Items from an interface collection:
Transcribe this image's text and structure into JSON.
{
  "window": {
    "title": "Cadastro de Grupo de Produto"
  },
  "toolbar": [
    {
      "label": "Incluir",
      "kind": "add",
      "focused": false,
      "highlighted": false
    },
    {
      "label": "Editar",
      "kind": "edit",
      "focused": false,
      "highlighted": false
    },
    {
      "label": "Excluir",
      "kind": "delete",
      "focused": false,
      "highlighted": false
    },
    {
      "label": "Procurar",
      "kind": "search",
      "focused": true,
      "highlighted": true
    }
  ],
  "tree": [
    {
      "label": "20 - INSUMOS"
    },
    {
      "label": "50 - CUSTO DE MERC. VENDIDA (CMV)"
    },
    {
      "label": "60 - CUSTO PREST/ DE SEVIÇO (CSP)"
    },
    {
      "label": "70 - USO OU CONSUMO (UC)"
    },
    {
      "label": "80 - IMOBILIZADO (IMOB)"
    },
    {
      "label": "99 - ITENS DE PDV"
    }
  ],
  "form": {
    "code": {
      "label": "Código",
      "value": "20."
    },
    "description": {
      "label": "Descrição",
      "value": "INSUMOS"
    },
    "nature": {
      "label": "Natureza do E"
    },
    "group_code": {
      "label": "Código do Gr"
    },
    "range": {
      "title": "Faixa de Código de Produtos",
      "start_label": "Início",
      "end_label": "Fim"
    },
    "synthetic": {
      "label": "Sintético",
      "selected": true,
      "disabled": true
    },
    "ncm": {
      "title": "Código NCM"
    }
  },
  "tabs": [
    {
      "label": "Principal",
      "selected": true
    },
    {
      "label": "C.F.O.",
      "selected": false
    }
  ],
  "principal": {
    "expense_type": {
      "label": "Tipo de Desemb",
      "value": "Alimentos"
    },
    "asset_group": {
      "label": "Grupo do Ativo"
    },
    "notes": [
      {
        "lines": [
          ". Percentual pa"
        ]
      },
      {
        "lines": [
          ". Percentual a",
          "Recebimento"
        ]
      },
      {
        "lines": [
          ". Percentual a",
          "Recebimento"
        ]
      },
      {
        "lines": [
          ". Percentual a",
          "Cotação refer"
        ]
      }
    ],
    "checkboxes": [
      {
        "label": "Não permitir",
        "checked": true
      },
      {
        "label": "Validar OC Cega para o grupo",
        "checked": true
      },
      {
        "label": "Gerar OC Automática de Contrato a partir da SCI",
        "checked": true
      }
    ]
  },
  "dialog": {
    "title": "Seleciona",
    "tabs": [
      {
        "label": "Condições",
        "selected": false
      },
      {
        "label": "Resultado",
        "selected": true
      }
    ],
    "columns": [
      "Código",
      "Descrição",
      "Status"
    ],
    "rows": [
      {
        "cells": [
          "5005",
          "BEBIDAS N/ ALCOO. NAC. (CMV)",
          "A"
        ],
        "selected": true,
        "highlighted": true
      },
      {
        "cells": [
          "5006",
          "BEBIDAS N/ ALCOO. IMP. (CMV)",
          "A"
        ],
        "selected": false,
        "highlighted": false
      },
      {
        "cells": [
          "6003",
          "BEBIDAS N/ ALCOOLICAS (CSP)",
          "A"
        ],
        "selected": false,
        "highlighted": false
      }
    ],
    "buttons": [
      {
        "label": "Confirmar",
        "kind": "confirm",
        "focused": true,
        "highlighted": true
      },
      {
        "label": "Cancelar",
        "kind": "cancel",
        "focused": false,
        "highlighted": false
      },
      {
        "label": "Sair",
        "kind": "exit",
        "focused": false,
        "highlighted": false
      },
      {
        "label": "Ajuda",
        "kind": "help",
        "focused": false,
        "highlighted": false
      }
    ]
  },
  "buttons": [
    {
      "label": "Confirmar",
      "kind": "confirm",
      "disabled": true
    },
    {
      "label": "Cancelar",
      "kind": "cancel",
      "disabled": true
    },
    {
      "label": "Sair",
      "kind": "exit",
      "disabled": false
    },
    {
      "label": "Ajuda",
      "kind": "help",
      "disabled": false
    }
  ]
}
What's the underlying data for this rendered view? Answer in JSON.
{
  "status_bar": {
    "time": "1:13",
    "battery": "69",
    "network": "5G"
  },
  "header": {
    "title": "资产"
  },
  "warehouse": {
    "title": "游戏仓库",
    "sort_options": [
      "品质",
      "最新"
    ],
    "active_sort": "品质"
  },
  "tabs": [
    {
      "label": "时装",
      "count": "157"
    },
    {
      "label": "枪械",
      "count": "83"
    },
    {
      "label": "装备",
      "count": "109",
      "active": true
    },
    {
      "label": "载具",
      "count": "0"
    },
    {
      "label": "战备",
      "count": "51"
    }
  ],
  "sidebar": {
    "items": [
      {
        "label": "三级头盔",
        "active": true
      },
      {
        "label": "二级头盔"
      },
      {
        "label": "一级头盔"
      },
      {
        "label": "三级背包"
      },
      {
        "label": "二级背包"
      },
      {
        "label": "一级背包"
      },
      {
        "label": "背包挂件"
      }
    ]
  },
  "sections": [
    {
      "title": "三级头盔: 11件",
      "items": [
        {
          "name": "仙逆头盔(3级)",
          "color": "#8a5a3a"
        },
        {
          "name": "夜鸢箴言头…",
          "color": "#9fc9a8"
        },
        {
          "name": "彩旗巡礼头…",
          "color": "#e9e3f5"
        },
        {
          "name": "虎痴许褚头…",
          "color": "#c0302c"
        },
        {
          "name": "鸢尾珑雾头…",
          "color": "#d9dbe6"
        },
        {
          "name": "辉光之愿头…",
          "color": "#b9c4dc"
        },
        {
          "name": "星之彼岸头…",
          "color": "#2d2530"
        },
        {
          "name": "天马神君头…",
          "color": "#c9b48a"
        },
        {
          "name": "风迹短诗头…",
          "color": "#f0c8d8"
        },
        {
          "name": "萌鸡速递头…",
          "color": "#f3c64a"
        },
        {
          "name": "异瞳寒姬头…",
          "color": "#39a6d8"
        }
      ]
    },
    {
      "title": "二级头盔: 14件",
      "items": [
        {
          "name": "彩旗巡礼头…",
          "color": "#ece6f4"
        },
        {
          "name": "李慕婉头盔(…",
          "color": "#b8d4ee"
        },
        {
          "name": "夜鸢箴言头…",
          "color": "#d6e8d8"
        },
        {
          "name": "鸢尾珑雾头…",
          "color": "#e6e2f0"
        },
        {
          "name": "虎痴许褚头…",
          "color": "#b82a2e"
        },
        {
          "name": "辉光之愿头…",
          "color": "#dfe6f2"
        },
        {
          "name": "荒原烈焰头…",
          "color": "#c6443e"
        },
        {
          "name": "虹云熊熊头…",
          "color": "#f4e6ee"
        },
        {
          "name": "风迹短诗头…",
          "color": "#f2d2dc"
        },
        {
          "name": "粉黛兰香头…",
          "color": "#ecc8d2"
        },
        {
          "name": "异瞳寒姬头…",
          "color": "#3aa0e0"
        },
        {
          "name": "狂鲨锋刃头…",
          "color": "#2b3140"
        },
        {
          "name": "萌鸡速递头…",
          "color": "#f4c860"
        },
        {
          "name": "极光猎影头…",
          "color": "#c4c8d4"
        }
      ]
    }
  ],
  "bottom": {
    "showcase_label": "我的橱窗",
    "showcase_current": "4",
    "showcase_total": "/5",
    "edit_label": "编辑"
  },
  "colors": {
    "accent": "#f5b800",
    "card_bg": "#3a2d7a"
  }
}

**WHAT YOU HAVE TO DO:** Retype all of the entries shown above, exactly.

**ANSWER BOX:**
Transcribe this image's text and structure into JSON.
{
  "window": {
    "title": "Cadastro de Grupo de Produto"
  },
  "toolbar": [
    {
      "label": "Incluir",
      "kind": "add",
      "focused": false,
      "highlighted": false
    },
    {
      "label": "Editar",
      "kind": "edit",
      "focused": false,
      "highlighted": false
    },
    {
      "label": "Excluir",
      "kind": "delete",
      "focused": false,
      "highlighted": false
    },
    {
      "label": "Procurar",
      "kind": "search",
      "focused": true,
      "highlighted": true
    }
  ],
  "tree": [
    {
      "label": "20 - INSUMOS"
    },
    {
      "label": "50 - CUSTO DE MERC. VENDIDA (CMV)"
    },
    {
      "label": "60 - CUSTO PREST/ DE SEVIÇO (CSP)"
    },
    {
      "label": "70 - USO OU CONSUMO (UC)"
    },
    {
      "label": "80 - IMOBILIZADO (IMOB)"
    },
    {
      "label": "99 - ITENS DE PDV"
    }
  ],
  "form": {
    "code": {
      "label": "Código",
      "value": "20."
    },
    "description": {
      "label": "Descrição",
      "value": "INSUMOS"
    },
    "nature": {
      "label": "Natureza do E"
    },
    "group_code": {
      "label": "Código do Gr"
    },
    "range": {
      "title": "Faixa de Código de Produtos",
      "start_label": "Início",
      "end_label": "Fim"
    },
    "synthetic": {
      "label": "Sintético",
      "selected": true,
      "disabled": true
    },
    "ncm": {
      "title": "Código NCM"
    }
  },
  "tabs": [
    {
      "label": "Principal",
      "selected": true
    },
    {
      "label": "C.F.O.",
      "selected": false
    }
  ],
  "principal": {
    "expense_type": {
      "label": "Tipo de Desemb",
      "value": "Alimentos"
    },
    "asset_group": {
      "label": "Grupo do Ativo"
    },
    "notes": [
      {
        "lines": [
          ". Percentual pa"
        ]
      },
      {
        "lines": [
          ". Percentual a",
          "Recebimento"
        ]
      },
      {
        "lines": [
          ". Percentual a",
          "Recebimento"
        ]
      },
      {
        "lines": [
          ". Percentual a",
          "Cotação refer"
        ]
      }
    ],
    "checkboxes": [
      {
        "label": "Não permitir",
        "checked": true
      },
      {
        "label": "Validar OC Cega para o grupo",
        "checked": true
      },
      {
        "label": "Gerar OC Automática de Contrato a partir da SCI",
        "checked": true
      }
    ]
  },
  "dialog": {
    "title": "Seleciona",
    "tabs": [
      {
        "label": "Condições",
        "selected": false
      },
      {
        "label": "Resultado",
        "selected": true
      }
    ],
    "columns": [
      "Código",
      "Descrição",
      "Status"
    ],
    "rows": [
      {
        "cells": [
          "5005",
          "BEBIDAS N/ ALCOO. NAC. (CMV)",
          "A"
        ],
        "selected": true,
        "highlighted": true
      },
      {
        "cells": [
          "5006",
          "BEBIDAS N/ ALCOO. IMP. (CMV)",
          "A"
        ],
        "selected": false,
        "highlighted": false
      },
      {
        "cells": [
          "6003",
          "BEBIDAS N/ ALCOOLICAS (CSP)",
          "A"
        ],
        "selected": false,
        "highlighted": false
      }
    ],
    "buttons": [
      {
        "label": "Confirmar",
        "kind": "confirm",
        "focused": true,
        "highlighted": true
      },
      {
        "label": "Cancelar",
        "kind": "cancel",
        "focused": false,
        "highlighted": false
      },
      {
        "label": "Sair",
        "kind": "exit",
        "focused": false,
        "highlighted": false
      },
      {
        "label": "Ajuda",
        "kind": "help",
        "focused": false,
        "highlighted": false
      }
    ]
  },
  "buttons": [
    {
      "label": "Confirmar",
      "kind": "confirm",
      "disabled": true
    },
    {
      "label": "Cancelar",
      "kind": "cancel",
      "disabled": true
    },
    {
      "label": "Sair",
      "kind": "exit",
      "disabled": false
    },
    {
      "label": "Ajuda",
      "kind": "help",
      "disabled": false
    }
  ]
}
What's the underlying data for this rendered view? Answer in JSON.
{
  "status_bar": {
    "time": "1:13",
    "battery": "69",
    "network": "5G"
  },
  "header": {
    "title": "资产"
  },
  "warehouse": {
    "title": "游戏仓库",
    "sort_options": [
      "品质",
      "最新"
    ],
    "active_sort": "品质"
  },
  "tabs": [
    {
      "label": "时装",
      "count": "157"
    },
    {
      "label": "枪械",
      "count": "83"
    },
    {
      "label": "装备",
      "count": "109",
      "active": true
    },
    {
      "label": "载具",
      "count": "0"
    },
    {
      "label": "战备",
      "count": "51"
    }
  ],
  "sidebar": {
    "items": [
      {
        "label": "三级头盔",
        "active": true
      },
      {
        "label": "二级头盔"
      },
      {
        "label": "一级头盔"
      },
      {
        "label": "三级背包"
      },
      {
        "label": "二级背包"
      },
      {
        "label": "一级背包"
      },
      {
        "label": "背包挂件"
      }
    ]
  },
  "sections": [
    {
      "title": "三级头盔: 11件",
      "items": [
        {
          "name": "仙逆头盔(3级)",
          "color": "#8a5a3a"
        },
        {
          "name": "夜鸢箴言头…",
          "color": "#9fc9a8"
        },
        {
          "name": "彩旗巡礼头…",
          "color": "#e9e3f5"
        },
        {
          "name": "虎痴许褚头…",
          "color": "#c0302c"
        },
        {
          "name": "鸢尾珑雾头…",
          "color": "#d9dbe6"
        },
        {
          "name": "辉光之愿头…",
          "color": "#b9c4dc"
        },
        {
          "name": "星之彼岸头…",
          "color": "#2d2530"
        },
        {
          "name": "天马神君头…",
          "color": "#c9b48a"
        },
        {
          "name": "风迹短诗头…",
          "color": "#f0c8d8"
        },
        {
          "name": "萌鸡速递头…",
          "color": "#f3c64a"
        },
        {
          "name": "异瞳寒姬头…",
          "color": "#39a6d8"
        }
      ]
    },
    {
      "title": "二级头盔: 14件",
      "items": [
        {
          "name": "彩旗巡礼头…",
          "color": "#ece6f4"
        },
        {
          "name": "李慕婉头盔(…",
          "color": "#b8d4ee"
        },
        {
          "name": "夜鸢箴言头…",
          "color": "#d6e8d8"
        },
        {
          "name": "鸢尾珑雾头…",
          "color": "#e6e2f0"
        },
        {
          "name": "虎痴许褚头…",
          "color": "#b82a2e"
        },
        {
          "name": "辉光之愿头…",
          "color": "#dfe6f2"
        },
        {
          "name": "荒原烈焰头…",
          "color": "#c6443e"
        },
        {
          "name": "虹云熊熊头…",
          "color": "#f4e6ee"
        },
        {
          "name": "风迹短诗头…",
          "color": "#f2d2dc"
        },
        {
          "name": "粉黛兰香头…",
          "color": "#ecc8d2"
        },
        {
          "name": "异瞳寒姬头…",
          "color": "#3aa0e0"
        },
        {
          "name": "狂鲨锋刃头…",
          "color": "#2b3140"
        },
        {
          "name": "萌鸡速递头…",
          "color": "#f4c860"
        },
        {
          "name": "极光猎影头…",
          "color": "#c4c8d4"
        }
      ]
    }
  ],
  "bottom": {
    "showcase_label": "我的橱窗",
    "showcase_current": "4",
    "showcase_total": "/5",
    "edit_label": "编辑"
  },
  "colors": {
    "accent": "#f5b800",
    "card_bg": "#3a2d7a"
  }
}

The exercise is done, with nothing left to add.